For example, there were baby monkeys who were separated from their mothers. Some of the babies were given a wire surrogate mother with a bottle, and some were given a cloth-covered mother with a bottle.
You can find out more from the link below. The results of the experiment are actually really interesting, even though the experiment is quite mean: http://en.wikipedia.org/wiki/Harry_Harlow
This rhesus monkey study wasn’t uncontroversial among animal activists. But of course, if this was done to a human baby it would be even more of an outrage.
Anyway, when we discussed these kinds of studies in class, I got the strong sense that no matter how much these psychological experiments improved the lives of people, they can’t be worth it if animals have to suffer.
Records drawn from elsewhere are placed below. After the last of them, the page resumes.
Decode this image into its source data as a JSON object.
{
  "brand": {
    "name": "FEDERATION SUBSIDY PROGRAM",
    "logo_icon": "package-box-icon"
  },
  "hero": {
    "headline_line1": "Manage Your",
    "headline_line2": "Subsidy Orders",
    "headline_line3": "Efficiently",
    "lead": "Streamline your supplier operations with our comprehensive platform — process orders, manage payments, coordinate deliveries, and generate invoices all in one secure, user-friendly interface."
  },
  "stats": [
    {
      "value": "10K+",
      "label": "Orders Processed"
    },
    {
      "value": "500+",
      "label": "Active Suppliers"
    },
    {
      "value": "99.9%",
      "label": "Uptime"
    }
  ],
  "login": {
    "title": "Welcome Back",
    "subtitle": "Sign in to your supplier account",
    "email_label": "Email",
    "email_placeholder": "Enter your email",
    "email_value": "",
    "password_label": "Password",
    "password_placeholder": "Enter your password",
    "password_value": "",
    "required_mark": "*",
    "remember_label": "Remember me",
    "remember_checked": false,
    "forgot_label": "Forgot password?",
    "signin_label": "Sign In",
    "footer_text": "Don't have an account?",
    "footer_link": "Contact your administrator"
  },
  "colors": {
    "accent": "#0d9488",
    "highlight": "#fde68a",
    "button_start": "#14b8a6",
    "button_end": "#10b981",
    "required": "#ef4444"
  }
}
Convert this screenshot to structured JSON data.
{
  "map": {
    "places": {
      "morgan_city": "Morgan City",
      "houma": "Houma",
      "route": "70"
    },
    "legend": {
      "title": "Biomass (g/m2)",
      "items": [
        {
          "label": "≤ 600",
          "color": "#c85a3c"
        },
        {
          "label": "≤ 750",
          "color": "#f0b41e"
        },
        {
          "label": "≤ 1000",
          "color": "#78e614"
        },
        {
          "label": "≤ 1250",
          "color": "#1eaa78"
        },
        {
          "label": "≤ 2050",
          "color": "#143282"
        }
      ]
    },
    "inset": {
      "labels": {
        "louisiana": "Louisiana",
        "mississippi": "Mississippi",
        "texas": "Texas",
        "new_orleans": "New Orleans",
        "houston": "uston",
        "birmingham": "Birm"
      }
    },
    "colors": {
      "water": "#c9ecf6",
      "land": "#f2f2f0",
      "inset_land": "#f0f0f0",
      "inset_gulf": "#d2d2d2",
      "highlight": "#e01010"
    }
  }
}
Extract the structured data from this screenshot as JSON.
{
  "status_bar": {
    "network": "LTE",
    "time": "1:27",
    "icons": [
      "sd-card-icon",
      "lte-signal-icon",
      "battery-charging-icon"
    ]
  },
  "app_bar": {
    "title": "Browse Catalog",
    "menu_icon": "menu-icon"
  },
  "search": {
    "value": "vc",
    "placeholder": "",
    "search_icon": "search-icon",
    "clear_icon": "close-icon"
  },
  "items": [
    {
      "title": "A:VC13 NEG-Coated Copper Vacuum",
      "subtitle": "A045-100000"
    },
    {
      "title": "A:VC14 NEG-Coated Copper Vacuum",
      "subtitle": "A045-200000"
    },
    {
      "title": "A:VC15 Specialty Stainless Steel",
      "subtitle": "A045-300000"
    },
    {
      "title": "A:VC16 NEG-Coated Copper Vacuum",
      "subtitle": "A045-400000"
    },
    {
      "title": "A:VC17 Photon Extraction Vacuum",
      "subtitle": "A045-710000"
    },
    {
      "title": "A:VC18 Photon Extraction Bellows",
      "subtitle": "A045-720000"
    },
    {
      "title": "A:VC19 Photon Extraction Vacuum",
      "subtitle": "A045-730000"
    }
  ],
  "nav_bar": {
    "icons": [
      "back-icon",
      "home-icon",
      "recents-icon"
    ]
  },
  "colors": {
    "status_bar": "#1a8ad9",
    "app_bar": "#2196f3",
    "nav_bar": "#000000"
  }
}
I got the feeling these experiments were wrong. I don’t believe that much is wrong (because right/wrong is mostly subjective and depends on upbringing, culture and having the mental and linguistic capacity to conceive of/think of morality…for example, humans believe incest is “wrong” but rabbits seriously are incestuous all the time. I should know because I once had a large family of rabbits when I was a child) but I do believe that knowingly inflicting pain on others is almost always wrong. That’s not to say I’ve never hit someone, or that it didn’t feel good during and after. It was still wrong of me, according to my one small piece of moral advice.
Another experiment that one of my professors took part in involved cutting a rat’s head open to remove a part of its brain, and transferring that bit of brain to another rat to see if it would change the biological rhythms of the recieving rat (it’s so easy to sound clinical when talking about psychology and it’s easy to sound sensational and trigger emotion when you’re peta…wording can really provoke specific reactions…when I talk clinically, I feel less emotional about the rats. But, if someone were to describe the experiment like peta does here, I would cry: http://www2.peta.org/site/MessageViewer?em_id=137829.0&dlv_id=0&pgwrap=n) Maybe that explains why psych students don’t seem very shocked by experiments on animals (FYI: the animals are usually killed after they are used in an experiment. I also feel like crying (I cry a lot, obviously) when I go to zoos, aquariums, when I see animals in cages, birds with broken wings, documentaries about farms. You get the idea.
I don’t know how I can care about a guy who was an asshole to me, or putting out a new album or what outfit I’m going to wear when things that are so much more urgent important are constantly happening. I think it’s thinking about the small things (see above) that make life digestible and easy and even though most people realize that things like nuclear/environmental disasters happen, or people/animals are abused, it’s easier to distract one’s self and get rid of the anxious feelings one might have about these issues. Also i guess it helps that we often don’t know the people or animals who are suffering. If my family member or pet was suffering, I know I would try harder to relieve this suffering than if it was happening to someone living far away and out of sight.
But some problems are urgent, and I don’t want to live my life without fighting for a worthy cause. But I think the reason why talking about these things IS soooo frowned upon is because it makes people feel anxious (including me!!!!) until something is done to remedy the situation, but we all realize there are many situations that are troublesome. And one person or one organization can’t fix everything. These problems are overwhelming and uncomfortable to talk about. It’s easier to make jokes, have fun, and distract yourself. I do this too, and I can’t imagine life without fun, distractions, and jokes.
And there’s also the issue of many people thinking that people are the centre of the world. Sure, it’s a nice position humans are in. Many of us can go to the grocery store for a meal without thinking long about where our food comes from (though I would guess we all know because there’s been so many documentaries on this topic).
But from an evolutionary standpoint, people haven’t been around very long at all, and why humans would be above any other animal is beyond me. If someone were to argue that humans are better because humans are more intelligent or more spiritual than animals, first of all I will say I don’t even believe in the idea of a spirit. What are people even talking about when they say they’re “spiritual” but not religious? I have no idea… And maybe humans know how to do math better than a cockroach or a dog, but in my point of view, knowing how to survive is a big part of intelligence. And people are knowingly destroying their environment because it’s built into our social systems to do so, and because it’s somewhat socially acceptable. And people still argue that capitalism works, even though the economy is collapsing. Even people that work for millionaire companies but are only paid 6-10 dollars an hour will argue for capitalism. Because people wouldn’t work as hard if the system wasn’t competitive? I would rather work hard for people I like and can depend on than a company who pays me slightly above the lowest wage allowed. And there are many humans one might consider “stupid”, even with the now enlarged spectrum of different types of made up intelligence (eg. “emotional intelligence”). What about human babies? That’s the only humor you’re going to get in this rant, by the way. But seriously, if human superiority is about intelligence, why should I eat a cow rather than a human baby? I mean, I don’t want to eat either one but an adult cow might seriously be smarter than a human baby.